<<<<

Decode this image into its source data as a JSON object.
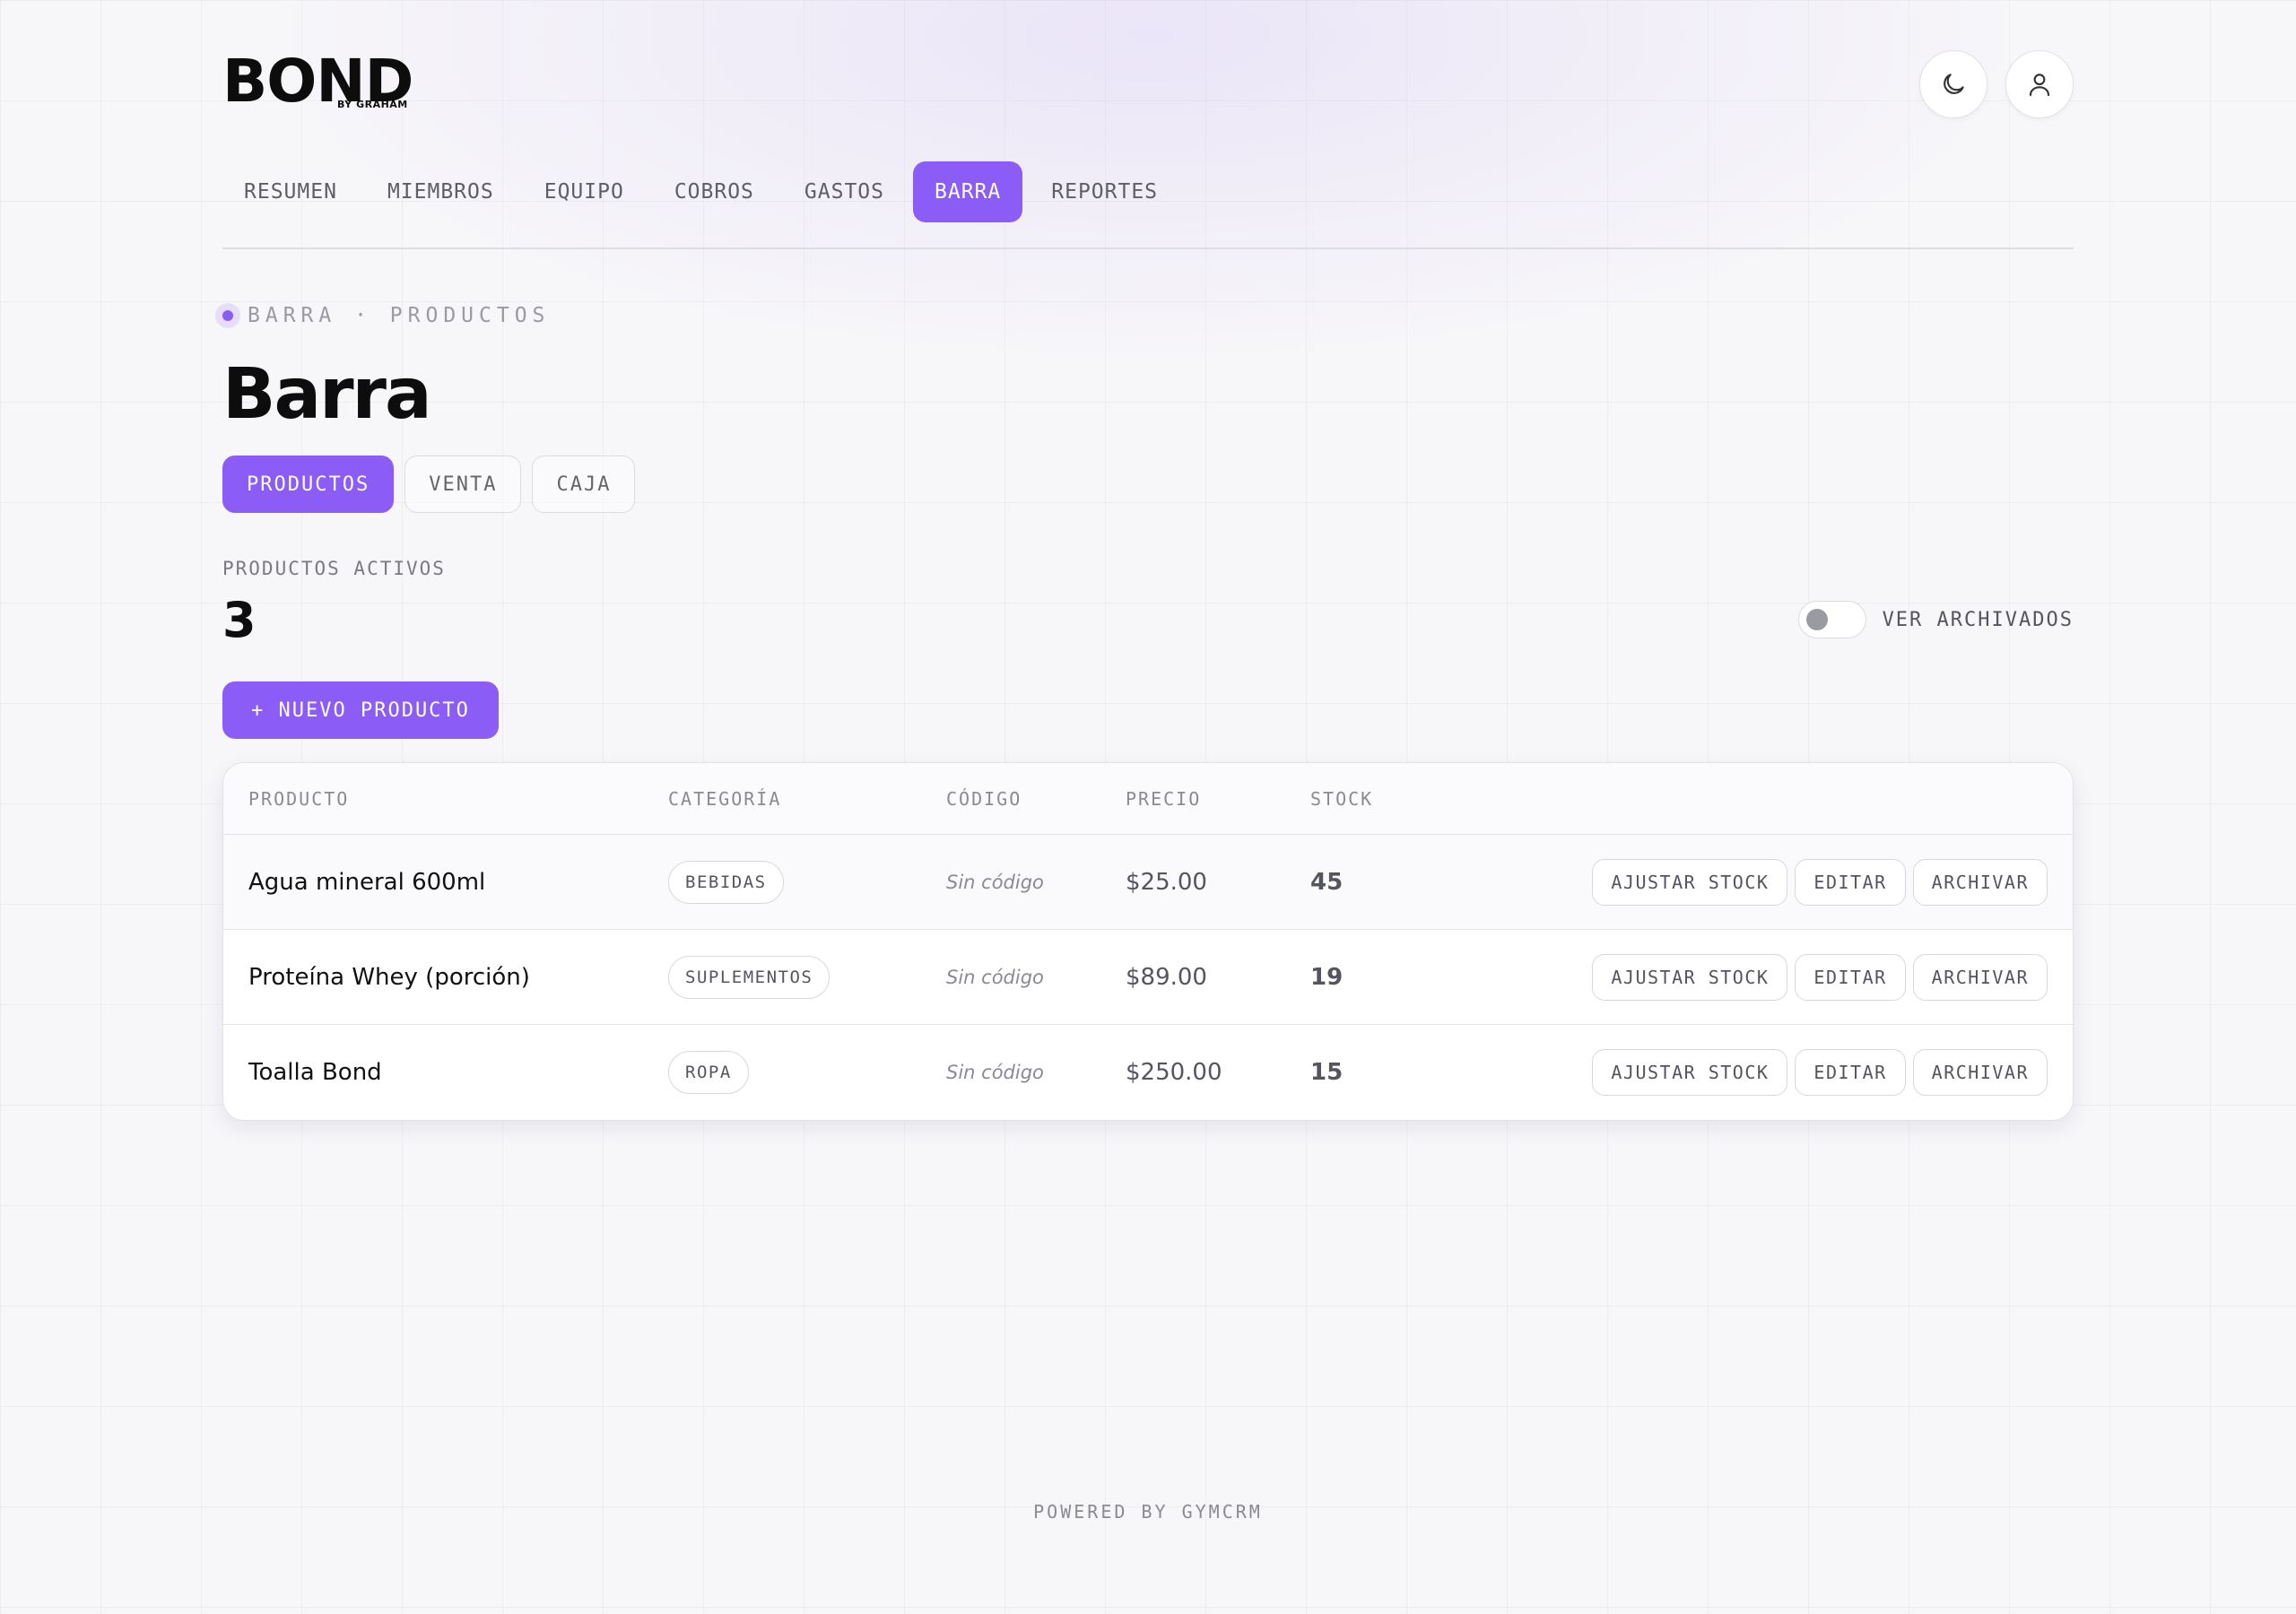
{
  "brand": {
    "name": "BOND",
    "sub": "BY GRAHAM"
  },
  "header": {
    "theme_icon": "moon-icon",
    "user_icon": "user-icon"
  },
  "nav": {
    "items": [
      {
        "label": "RESUMEN"
      },
      {
        "label": "MIEMBROS"
      },
      {
        "label": "EQUIPO"
      },
      {
        "label": "COBROS"
      },
      {
        "label": "GASTOS"
      },
      {
        "label": "BARRA",
        "active": true
      },
      {
        "label": "REPORTES"
      }
    ]
  },
  "breadcrumb": "BARRA · PRODUCTOS",
  "page": {
    "title": "Barra"
  },
  "tabs": [
    {
      "label": "PRODUCTOS",
      "active": true
    },
    {
      "label": "VENTA"
    },
    {
      "label": "CAJA"
    }
  ],
  "stats": {
    "label": "PRODUCTOS ACTIVOS",
    "value": "3"
  },
  "toggle": {
    "label": "VER ARCHIVADOS",
    "checked": false
  },
  "actions": {
    "new_product": "+ NUEVO PRODUCTO"
  },
  "table": {
    "headers": {
      "product": "PRODUCTO",
      "category": "CATEGORÍA",
      "code": "CÓDIGO",
      "price": "PRECIO",
      "stock": "STOCK"
    },
    "rows": [
      {
        "name": "Agua mineral 600ml",
        "category": "BEBIDAS",
        "code": "Sin código",
        "price": "$25.00",
        "stock": "45"
      },
      {
        "name": "Proteína Whey (porción)",
        "category": "SUPLEMENTOS",
        "code": "Sin código",
        "price": "$89.00",
        "stock": "19"
      },
      {
        "name": "Toalla Bond",
        "category": "ROPA",
        "code": "Sin código",
        "price": "$250.00",
        "stock": "15"
      }
    ],
    "row_actions": {
      "adjust": "AJUSTAR STOCK",
      "edit": "EDITAR",
      "archive": "ARCHIVAR"
    }
  },
  "footer": "POWERED BY GYMCRM",
  "colors": {
    "accent": "#8b5cf6"
  }
}
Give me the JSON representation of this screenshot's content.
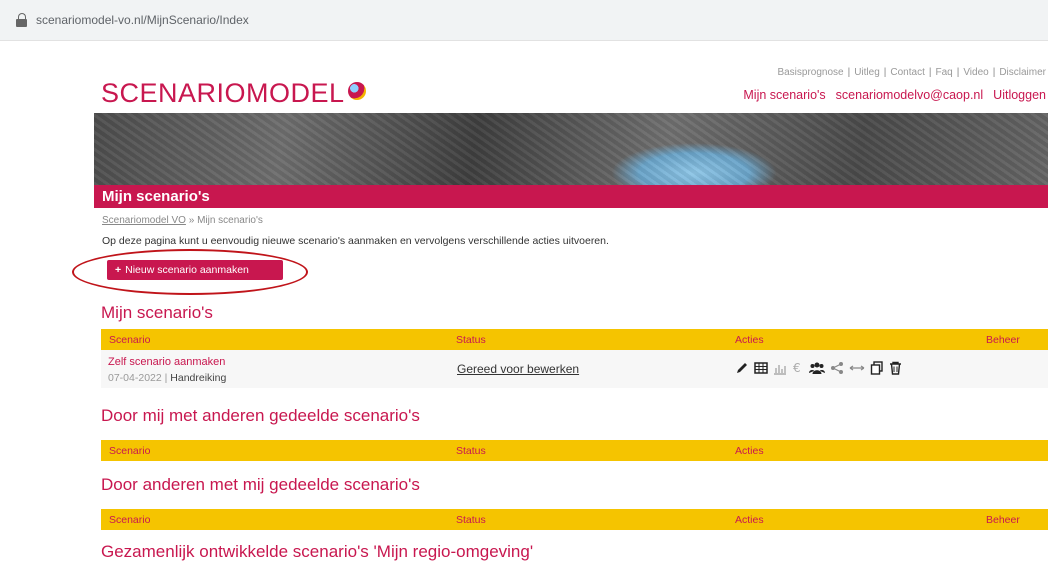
{
  "browser": {
    "url": "scenariomodel-vo.nl/MijnScenario/Index"
  },
  "header": {
    "logo_text": "SCENARIOMODEL",
    "top_links": [
      "Basisprognose",
      "Uitleg",
      "Contact",
      "Faq",
      "Video",
      "Disclaimer"
    ],
    "user_links": {
      "my_scenarios": "Mijn scenario's",
      "email": "scenariomodelvo@caop.nl",
      "logout": "Uitloggen"
    }
  },
  "page": {
    "title": "Mijn scenario's",
    "breadcrumb": {
      "home": "Scenariomodel VO",
      "separator": "»",
      "current": "Mijn scenario's"
    },
    "intro": "Op deze pagina kunt u eenvoudig nieuwe scenario's aanmaken en vervolgens verschillende acties uitvoeren.",
    "new_button": "Nieuw scenario aanmaken"
  },
  "sections": [
    {
      "title": "Mijn scenario's",
      "columns": [
        "Scenario",
        "Status",
        "Acties",
        "Beheer"
      ],
      "rows": [
        {
          "name": "Zelf scenario aanmaken",
          "date": "07-04-2022",
          "type": "Handreiking",
          "status": "Gereed voor bewerken"
        }
      ]
    },
    {
      "title": "Door mij met anderen gedeelde scenario's",
      "columns": [
        "Scenario",
        "Status",
        "Acties",
        ""
      ]
    },
    {
      "title": "Door anderen met mij gedeelde scenario's",
      "columns": [
        "Scenario",
        "Status",
        "Acties",
        "Beheer"
      ]
    },
    {
      "title": "Gezamenlijk ontwikkelde scenario's 'Mijn regio-omgeving'"
    }
  ],
  "action_icons": [
    "pencil-icon",
    "table-icon",
    "bar-chart-icon",
    "euro-icon",
    "group-icon",
    "share-icon",
    "arrows-icon",
    "copy-icon",
    "trash-icon"
  ],
  "colors": {
    "brand": "#c8174f",
    "header_row": "#f5c400",
    "annotation": "#c0141a"
  }
}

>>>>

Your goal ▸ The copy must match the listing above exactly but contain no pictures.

Response for this exercise ▸
Decode this image into its source data as a JSON object.
{
  "brand": {
    "name": "BOND",
    "sub": "BY GRAHAM"
  },
  "header": {
    "theme_icon": "moon-icon",
    "user_icon": "user-icon"
  },
  "nav": {
    "items": [
      {
        "label": "RESUMEN"
      },
      {
        "label": "MIEMBROS"
      },
      {
        "label": "EQUIPO"
      },
      {
        "label": "COBROS"
      },
      {
        "label": "GASTOS"
      },
      {
        "label": "BARRA",
        "active": true
      },
      {
        "label": "REPORTES"
      }
    ]
  },
  "breadcrumb": "BARRA · PRODUCTOS",
  "page": {
    "title": "Barra"
  },
  "tabs": [
    {
      "label": "PRODUCTOS",
      "active": true
    },
    {
      "label": "VENTA"
    },
    {
      "label": "CAJA"
    }
  ],
  "stats": {
    "label": "PRODUCTOS ACTIVOS",
    "value": "3"
  },
  "toggle": {
    "label": "VER ARCHIVADOS",
    "checked": false
  },
  "actions": {
    "new_product": "+ NUEVO PRODUCTO"
  },
  "table": {
    "headers": {
      "product": "PRODUCTO",
      "category": "CATEGORÍA",
      "code": "CÓDIGO",
      "price": "PRECIO",
      "stock": "STOCK"
    },
    "rows": [
      {
        "name": "Agua mineral 600ml",
        "category": "BEBIDAS",
        "code": "Sin código",
        "price": "$25.00",
        "stock": "45"
      },
      {
        "name": "Proteína Whey (porción)",
        "category": "SUPLEMENTOS",
        "code": "Sin código",
        "price": "$89.00",
        "stock": "19"
      },
      {
        "name": "Toalla Bond",
        "category": "ROPA",
        "code": "Sin código",
        "price": "$250.00",
        "stock": "15"
      }
    ],
    "row_actions": {
      "adjust": "AJUSTAR STOCK",
      "edit": "EDITAR",
      "archive": "ARCHIVAR"
    }
  },
  "footer": "POWERED BY GYMCRM",
  "colors": {
    "accent": "#8b5cf6"
  }
}
Give me the JSON representation of this screenshot's content.
{
  "browser": {
    "url": "scenariomodel-vo.nl/MijnScenario/Index"
  },
  "header": {
    "logo_text": "SCENARIOMODEL",
    "top_links": [
      "Basisprognose",
      "Uitleg",
      "Contact",
      "Faq",
      "Video",
      "Disclaimer"
    ],
    "user_links": {
      "my_scenarios": "Mijn scenario's",
      "email": "scenariomodelvo@caop.nl",
      "logout": "Uitloggen"
    }
  },
  "page": {
    "title": "Mijn scenario's",
    "breadcrumb": {
      "home": "Scenariomodel VO",
      "separator": "»",
      "current": "Mijn scenario's"
    },
    "intro": "Op deze pagina kunt u eenvoudig nieuwe scenario's aanmaken en vervolgens verschillende acties uitvoeren.",
    "new_button": "Nieuw scenario aanmaken"
  },
  "sections": [
    {
      "title": "Mijn scenario's",
      "columns": [
        "Scenario",
        "Status",
        "Acties",
        "Beheer"
      ],
      "rows": [
        {
          "name": "Zelf scenario aanmaken",
          "date": "07-04-2022",
          "type": "Handreiking",
          "status": "Gereed voor bewerken"
        }
      ]
    },
    {
      "title": "Door mij met anderen gedeelde scenario's",
      "columns": [
        "Scenario",
        "Status",
        "Acties",
        ""
      ]
    },
    {
      "title": "Door anderen met mij gedeelde scenario's",
      "columns": [
        "Scenario",
        "Status",
        "Acties",
        "Beheer"
      ]
    },
    {
      "title": "Gezamenlijk ontwikkelde scenario's 'Mijn regio-omgeving'"
    }
  ],
  "action_icons": [
    "pencil-icon",
    "table-icon",
    "bar-chart-icon",
    "euro-icon",
    "group-icon",
    "share-icon",
    "arrows-icon",
    "copy-icon",
    "trash-icon"
  ],
  "colors": {
    "brand": "#c8174f",
    "header_row": "#f5c400",
    "annotation": "#c0141a"
  }
}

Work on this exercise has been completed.